Empey added that he believed Adams did not want to work within the constitutional framework of the Good Friday Agreement. In a rebuke to nationalist claims that neither Northern Ireland secretary James Brokenshire nor Theresa May can act as honest or neutral brokers in power-sharing negotiations given their reliance on the DUP’s eight MPs, he said: “They’re not neutral. And they’re not supposed to be neutral.

“I don’t expect a prime minister or a secretary of state to be neutral. Brokenshire isn’t sitting wearing a hat with ostrich feathers – he’s not a governor, he’s a party politician who believes in the union. The language Sinn Fein uses makes it sound like they’re running a UN mandate... Gerry can go and shout at the British government all he likes. He doesn’t want to be trapped in the constitutional framework of the Belfast Agreement.

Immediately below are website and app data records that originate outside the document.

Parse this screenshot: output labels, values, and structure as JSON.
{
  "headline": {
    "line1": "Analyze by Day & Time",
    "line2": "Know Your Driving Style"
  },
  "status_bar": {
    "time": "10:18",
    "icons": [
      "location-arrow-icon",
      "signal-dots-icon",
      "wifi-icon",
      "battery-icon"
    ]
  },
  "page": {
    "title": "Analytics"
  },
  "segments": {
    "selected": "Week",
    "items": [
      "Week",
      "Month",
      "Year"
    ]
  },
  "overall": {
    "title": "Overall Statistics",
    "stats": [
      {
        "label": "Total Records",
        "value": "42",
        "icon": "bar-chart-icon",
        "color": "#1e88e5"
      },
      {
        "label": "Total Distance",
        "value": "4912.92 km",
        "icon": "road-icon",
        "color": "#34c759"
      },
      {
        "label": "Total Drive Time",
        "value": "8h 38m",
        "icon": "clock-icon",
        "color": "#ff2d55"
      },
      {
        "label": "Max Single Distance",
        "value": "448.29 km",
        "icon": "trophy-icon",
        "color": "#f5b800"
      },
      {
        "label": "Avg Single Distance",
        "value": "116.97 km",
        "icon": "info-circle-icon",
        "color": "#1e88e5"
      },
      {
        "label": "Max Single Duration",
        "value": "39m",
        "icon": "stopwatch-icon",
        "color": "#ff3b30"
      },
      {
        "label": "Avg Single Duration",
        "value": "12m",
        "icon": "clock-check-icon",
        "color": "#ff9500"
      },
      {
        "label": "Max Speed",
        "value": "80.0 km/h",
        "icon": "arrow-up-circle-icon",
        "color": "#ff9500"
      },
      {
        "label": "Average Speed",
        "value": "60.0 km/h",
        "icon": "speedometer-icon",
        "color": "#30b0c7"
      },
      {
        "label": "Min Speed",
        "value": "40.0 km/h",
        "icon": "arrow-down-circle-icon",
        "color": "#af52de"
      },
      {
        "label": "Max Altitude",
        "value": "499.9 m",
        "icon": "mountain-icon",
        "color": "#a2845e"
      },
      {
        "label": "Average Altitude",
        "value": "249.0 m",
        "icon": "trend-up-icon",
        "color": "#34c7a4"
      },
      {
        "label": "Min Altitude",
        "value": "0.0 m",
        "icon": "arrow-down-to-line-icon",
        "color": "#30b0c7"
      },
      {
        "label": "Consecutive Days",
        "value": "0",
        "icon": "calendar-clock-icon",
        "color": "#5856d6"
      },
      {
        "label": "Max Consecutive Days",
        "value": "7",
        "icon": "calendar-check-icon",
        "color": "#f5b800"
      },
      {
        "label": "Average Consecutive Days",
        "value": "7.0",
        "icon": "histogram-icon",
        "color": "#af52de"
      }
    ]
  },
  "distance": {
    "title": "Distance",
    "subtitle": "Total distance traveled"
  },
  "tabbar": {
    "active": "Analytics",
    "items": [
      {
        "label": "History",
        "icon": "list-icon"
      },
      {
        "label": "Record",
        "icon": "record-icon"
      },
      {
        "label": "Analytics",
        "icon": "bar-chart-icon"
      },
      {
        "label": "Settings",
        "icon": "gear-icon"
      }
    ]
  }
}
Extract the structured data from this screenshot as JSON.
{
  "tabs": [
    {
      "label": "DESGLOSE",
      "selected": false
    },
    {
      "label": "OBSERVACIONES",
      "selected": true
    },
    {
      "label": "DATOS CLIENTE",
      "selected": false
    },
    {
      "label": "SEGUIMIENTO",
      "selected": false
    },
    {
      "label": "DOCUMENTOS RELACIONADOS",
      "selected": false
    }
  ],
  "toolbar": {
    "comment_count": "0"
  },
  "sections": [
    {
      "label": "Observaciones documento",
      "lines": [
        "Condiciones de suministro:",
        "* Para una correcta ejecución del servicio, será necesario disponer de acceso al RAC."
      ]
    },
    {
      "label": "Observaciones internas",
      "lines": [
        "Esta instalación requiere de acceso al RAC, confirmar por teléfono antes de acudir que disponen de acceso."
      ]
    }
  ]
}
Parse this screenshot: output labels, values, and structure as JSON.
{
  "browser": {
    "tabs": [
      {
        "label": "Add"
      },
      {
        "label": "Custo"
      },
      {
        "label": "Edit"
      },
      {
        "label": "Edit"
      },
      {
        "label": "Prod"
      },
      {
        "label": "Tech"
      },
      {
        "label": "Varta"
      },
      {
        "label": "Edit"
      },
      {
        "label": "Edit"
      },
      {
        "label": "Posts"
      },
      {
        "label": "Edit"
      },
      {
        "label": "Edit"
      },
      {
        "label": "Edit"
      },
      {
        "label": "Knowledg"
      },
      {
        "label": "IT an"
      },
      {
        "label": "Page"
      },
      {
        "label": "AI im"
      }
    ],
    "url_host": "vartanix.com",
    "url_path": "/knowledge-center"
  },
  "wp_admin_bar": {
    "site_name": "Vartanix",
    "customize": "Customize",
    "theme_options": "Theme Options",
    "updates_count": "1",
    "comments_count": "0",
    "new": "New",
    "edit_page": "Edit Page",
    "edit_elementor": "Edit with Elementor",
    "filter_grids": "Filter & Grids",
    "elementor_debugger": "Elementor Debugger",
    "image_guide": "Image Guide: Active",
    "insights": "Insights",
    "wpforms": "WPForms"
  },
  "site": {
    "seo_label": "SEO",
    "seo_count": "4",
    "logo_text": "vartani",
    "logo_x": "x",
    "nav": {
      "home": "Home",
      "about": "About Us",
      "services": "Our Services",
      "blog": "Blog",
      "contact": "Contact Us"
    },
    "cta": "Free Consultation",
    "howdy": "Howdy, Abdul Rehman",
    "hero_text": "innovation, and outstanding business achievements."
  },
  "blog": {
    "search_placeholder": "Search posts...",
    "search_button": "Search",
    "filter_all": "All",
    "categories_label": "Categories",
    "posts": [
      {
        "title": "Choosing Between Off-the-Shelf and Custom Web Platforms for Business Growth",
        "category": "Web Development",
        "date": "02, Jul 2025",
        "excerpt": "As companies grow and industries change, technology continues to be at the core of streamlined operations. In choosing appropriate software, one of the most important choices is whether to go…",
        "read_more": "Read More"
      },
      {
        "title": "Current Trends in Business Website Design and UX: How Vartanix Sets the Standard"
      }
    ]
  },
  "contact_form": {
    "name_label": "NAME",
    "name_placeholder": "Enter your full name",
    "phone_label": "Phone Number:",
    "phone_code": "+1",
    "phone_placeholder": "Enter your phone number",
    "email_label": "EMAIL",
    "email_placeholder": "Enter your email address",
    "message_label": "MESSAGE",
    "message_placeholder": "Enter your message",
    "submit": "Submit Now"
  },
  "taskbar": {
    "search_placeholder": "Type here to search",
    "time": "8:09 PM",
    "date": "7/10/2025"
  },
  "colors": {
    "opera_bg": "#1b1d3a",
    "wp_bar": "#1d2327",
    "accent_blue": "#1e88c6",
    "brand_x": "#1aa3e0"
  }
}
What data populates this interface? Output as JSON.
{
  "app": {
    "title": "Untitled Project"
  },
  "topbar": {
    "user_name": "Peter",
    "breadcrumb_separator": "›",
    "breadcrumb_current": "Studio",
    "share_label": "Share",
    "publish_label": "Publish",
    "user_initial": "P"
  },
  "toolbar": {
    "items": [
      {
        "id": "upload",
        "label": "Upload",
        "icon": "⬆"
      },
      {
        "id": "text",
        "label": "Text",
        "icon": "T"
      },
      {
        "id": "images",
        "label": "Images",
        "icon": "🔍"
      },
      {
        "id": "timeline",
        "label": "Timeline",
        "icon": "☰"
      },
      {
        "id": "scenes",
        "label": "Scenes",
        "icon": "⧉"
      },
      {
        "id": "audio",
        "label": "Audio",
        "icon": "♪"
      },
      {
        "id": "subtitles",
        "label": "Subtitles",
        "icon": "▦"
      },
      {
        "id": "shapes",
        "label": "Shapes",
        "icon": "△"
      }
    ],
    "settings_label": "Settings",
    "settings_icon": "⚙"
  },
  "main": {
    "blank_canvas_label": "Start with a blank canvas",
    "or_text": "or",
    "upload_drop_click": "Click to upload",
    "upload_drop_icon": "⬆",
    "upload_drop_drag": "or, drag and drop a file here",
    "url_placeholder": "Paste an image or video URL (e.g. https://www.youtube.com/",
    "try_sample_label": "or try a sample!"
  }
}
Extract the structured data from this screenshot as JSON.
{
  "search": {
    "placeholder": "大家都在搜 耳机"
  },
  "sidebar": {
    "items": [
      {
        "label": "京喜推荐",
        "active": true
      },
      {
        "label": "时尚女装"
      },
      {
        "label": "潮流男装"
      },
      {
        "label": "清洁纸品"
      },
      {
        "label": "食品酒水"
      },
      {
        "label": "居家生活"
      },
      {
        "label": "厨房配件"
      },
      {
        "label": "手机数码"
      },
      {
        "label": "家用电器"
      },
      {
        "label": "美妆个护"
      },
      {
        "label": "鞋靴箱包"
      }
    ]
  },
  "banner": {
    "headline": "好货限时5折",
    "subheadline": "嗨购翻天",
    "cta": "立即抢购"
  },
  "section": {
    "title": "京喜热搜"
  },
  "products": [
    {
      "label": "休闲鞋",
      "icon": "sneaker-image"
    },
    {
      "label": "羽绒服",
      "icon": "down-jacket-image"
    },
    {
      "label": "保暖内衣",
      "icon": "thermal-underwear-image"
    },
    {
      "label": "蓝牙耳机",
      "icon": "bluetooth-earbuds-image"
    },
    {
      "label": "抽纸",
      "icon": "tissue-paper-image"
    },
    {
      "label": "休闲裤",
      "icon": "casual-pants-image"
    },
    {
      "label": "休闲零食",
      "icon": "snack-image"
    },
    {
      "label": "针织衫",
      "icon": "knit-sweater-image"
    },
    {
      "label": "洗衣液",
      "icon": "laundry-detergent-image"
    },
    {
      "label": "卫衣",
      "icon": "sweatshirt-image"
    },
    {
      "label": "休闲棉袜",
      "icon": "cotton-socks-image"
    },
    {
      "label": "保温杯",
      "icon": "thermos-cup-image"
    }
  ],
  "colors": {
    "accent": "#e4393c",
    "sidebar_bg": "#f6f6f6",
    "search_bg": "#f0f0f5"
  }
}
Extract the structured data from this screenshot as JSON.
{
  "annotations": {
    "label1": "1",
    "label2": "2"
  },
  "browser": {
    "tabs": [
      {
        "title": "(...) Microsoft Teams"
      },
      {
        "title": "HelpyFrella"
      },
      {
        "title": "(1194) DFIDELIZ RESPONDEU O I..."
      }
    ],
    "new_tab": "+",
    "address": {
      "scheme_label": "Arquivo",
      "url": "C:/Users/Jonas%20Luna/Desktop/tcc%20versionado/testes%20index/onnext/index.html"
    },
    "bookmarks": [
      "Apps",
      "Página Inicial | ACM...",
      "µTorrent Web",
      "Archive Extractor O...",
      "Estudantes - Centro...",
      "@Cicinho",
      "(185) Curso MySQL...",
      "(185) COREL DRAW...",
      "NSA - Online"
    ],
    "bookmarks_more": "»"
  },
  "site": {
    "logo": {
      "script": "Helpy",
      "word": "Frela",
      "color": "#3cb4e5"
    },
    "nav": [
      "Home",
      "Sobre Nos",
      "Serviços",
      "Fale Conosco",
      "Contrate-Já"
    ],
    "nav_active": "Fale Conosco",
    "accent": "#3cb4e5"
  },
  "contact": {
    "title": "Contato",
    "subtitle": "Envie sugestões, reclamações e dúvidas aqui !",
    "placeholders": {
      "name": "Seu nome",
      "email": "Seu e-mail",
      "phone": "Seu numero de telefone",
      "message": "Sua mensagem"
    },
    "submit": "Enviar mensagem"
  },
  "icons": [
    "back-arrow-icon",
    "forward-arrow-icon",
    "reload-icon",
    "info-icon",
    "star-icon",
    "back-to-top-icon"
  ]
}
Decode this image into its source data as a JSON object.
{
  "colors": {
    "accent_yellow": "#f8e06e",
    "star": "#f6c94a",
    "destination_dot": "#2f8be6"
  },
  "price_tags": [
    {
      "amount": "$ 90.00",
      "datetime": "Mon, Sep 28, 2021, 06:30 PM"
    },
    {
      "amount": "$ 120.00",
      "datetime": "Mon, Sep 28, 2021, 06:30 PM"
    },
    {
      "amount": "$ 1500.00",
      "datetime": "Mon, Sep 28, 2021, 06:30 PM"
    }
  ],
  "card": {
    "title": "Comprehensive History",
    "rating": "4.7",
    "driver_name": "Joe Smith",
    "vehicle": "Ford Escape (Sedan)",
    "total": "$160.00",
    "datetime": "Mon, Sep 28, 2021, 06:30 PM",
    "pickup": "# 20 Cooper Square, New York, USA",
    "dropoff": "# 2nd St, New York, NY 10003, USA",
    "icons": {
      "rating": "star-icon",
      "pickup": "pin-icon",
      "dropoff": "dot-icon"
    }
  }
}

He wants to move the debate outside those parameters, and he sees Brexit as a chance to mobilise opinion in the republic, and to be seen standing up for Irish interests.”

Empey went on to suggest that Adams, who he suggested exerted a “disruptive” influence on power-sharing talks, “might very well say” Sinn Fein were “’[taking a hard line] for Martin’s memory’” and added that he had been “hypocritical” in his approach.

“He’ll use all of that,” he said. “Republicans have always used people’s deaths to move the cause forward. The hunger strikers are the obvious example. They were effectively sacrificed to build up the base and energise people. But he still has to come to terms with the rest of us.”

Empey’s frank assessment of Sinn Fein’s likely approach to negotiations will cast yet more doubt on the prospect that devolved government might be salvaged before Monday’s deadline. Though he admitted Adams had demanded nothing unionists “should die in a ditch for”, he suggested neither party was likely to cede ground. “If Sinn Fein were to back down they would get hammered,” he said. “If Foster backs down the DUP would get hammered. So I think we’ve got ourselves a catch 22: they’ve both painted themselves into their respective corners.”

In addition, Empey accused DUP leader Arlene Foster of squandering the “dream scenario” unionist parties won at last year’s assembly election with a “disastrous” campaign, but added he did not believe she would resign despite repeated Sinn Fein demands for her to do so.

 “It’s very difficult to see how she’s turned that from being at the top of Mount Everest to being under five miles of water – because that’s where she is,” he said. “She no longer controls the institutions. Martin McGuinness effectively wrote her resignation letter for her. And it’s very difficult to see a way forward. The idea that she could stand down as first minister candidate and stay on as party leader is one option. But she could’ve done that for a few weeks before Christmas and we wouldn’t be here! She’s basically taken unionism from the top to the bottom – in less than a year”.

Though Foster has expressed regret over the tone of the DUP’s much-criticised election campaign and has been widely praised for her decision to attend Martin McGuinness’ funeral yesterday, she remains unlikely to step down, despite coded invitations for her to do so from several members of her own party.

The historically poor result for unionism she oversaw has led to calls from leading loyalists for the DUP and UUP – who lost 10 and eight seats respectively – to pursue a merger or electoral alliance, which Empey dismissed outright.

“The idea that you can weld all unionists together into a solid mass under a single leadership – I would struggle to see how that would actually work in practice. Can you cooperate at a certain level? I don’t doubt that that’s possible, especially with seats here. Trying to amalgamate everybody? I remain to be convinced that that should be the case.”

Accusing the DUP of having “led unionism into a valley”, and of “lashing out”, he added: “They’ll never absorb all of our votes. They can try as hard as they like, but they’d end up with fewer than they have now.”

Patrick Maguire writes about politics and is the 2016 winner of the Anthony Howard Award.